- We should be comfortable with headquarters not actually doing anything. HQ B might have planned and be commanding the operation whilst HQ A is resting. This actually starts to develop genuine resilience and perhaps a 24-hour capability.
- The controlling headquarters must be small enough and move frequently enough to prevent being located. It should never be co-located with the planning headquarters. If armoured vehicles are available this headquarters should command under armour and be able to move within 5 minutes.
- If armoured vehicles are available then planning should be conducted inside the protection of the vehicles. With the suggested small groups this should be possible.
Of course, there will be plenty who will resist this change, citing all manner of good reasons why it will not work. There will be challenges with vehicles, personnel and training levels but they are not insurmountable. To the naysayers, I would ask them to consider who is going to do the planning and commanding when a Battlegroup HQ in a Big Flappy Tent has been hit by enemy artillery. Although it will be uncomfortable at first, this solution provides a resilient and survivable HQ construct that can function effectively even if one HQ element is destroyed.
If you find yourself to be one of those naysayers, I hope I have prompted some reflection, thought and discussion. This is a debate which leaders at every level have part to play and should actively participate.
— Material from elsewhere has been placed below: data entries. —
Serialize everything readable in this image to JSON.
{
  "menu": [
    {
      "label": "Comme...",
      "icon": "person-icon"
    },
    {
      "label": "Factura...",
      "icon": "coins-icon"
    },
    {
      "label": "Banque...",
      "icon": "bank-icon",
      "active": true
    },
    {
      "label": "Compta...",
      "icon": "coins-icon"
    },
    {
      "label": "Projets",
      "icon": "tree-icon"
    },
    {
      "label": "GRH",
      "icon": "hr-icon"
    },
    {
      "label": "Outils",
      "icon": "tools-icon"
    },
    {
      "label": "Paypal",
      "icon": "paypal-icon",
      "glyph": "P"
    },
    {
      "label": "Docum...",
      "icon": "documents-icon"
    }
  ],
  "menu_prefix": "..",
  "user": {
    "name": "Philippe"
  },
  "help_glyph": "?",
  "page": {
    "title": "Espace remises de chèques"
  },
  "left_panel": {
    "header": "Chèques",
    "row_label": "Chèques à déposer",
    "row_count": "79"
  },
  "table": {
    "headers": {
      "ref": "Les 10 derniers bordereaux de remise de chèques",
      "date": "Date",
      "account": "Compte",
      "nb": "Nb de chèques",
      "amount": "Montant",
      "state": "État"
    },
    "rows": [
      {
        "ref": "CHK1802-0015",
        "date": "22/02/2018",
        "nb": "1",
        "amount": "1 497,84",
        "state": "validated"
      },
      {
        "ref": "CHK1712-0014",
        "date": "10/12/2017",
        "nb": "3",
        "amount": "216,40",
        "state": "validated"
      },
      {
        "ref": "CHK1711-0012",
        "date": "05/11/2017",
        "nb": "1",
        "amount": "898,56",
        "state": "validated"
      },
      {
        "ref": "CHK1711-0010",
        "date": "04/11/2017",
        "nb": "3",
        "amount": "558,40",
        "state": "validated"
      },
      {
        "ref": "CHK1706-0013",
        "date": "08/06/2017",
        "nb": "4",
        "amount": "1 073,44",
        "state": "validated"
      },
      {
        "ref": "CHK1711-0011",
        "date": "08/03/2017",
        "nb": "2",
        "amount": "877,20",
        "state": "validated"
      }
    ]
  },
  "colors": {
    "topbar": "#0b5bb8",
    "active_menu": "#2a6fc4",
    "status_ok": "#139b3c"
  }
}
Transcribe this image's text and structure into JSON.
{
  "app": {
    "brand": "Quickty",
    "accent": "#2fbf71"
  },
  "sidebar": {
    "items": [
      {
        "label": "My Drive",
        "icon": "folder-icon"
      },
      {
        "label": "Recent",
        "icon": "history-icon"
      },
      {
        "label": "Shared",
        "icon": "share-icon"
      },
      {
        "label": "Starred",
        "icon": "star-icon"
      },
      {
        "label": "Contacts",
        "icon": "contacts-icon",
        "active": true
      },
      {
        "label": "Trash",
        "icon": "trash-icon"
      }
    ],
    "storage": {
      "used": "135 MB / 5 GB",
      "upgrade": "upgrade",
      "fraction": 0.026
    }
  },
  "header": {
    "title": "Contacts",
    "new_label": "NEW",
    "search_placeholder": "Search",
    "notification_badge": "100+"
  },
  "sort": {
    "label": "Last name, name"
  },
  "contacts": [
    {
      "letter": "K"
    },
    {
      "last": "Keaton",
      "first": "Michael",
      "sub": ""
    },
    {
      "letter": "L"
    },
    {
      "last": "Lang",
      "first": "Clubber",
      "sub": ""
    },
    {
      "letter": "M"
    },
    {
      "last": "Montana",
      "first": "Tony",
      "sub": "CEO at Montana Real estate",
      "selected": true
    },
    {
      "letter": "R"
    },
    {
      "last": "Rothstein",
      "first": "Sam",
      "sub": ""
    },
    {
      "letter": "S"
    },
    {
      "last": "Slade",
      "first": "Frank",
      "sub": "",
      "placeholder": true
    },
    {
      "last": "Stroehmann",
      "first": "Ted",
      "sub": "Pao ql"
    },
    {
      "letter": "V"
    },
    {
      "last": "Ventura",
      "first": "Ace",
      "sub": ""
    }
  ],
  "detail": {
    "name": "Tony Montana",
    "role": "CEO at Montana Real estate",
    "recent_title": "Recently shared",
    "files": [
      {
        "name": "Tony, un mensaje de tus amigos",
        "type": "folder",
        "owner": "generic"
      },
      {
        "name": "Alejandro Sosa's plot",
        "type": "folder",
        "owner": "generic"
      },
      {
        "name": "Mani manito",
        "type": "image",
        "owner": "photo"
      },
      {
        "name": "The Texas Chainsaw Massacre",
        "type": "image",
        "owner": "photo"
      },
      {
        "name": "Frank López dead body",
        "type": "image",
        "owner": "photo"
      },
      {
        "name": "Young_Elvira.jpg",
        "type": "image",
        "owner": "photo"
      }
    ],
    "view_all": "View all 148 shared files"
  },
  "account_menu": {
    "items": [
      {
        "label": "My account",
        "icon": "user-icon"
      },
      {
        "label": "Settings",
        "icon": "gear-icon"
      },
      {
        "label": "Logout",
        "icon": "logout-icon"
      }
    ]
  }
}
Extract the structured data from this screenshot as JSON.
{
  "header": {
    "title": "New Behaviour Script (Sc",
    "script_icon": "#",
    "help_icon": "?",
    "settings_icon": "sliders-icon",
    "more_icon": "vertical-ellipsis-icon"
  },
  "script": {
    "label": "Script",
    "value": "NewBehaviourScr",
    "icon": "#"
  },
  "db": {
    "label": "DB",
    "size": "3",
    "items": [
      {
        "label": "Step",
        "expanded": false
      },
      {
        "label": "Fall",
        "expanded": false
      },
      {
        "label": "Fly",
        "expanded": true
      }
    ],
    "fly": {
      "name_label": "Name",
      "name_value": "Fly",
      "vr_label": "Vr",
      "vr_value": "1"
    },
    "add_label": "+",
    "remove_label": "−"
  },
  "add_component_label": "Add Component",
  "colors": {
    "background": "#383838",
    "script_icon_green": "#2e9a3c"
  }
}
Change can only happen when there is constructive engagement and to continue as we currently do will be to inflict the very real risk of a ‘HQ Panzer Group West’ decapitation upon a Battlegroup, rendering it useless.
If you want to read more of Des Fitzgerald’s thoughts on command, control and planning at Battlegroup level, read more of his articles here.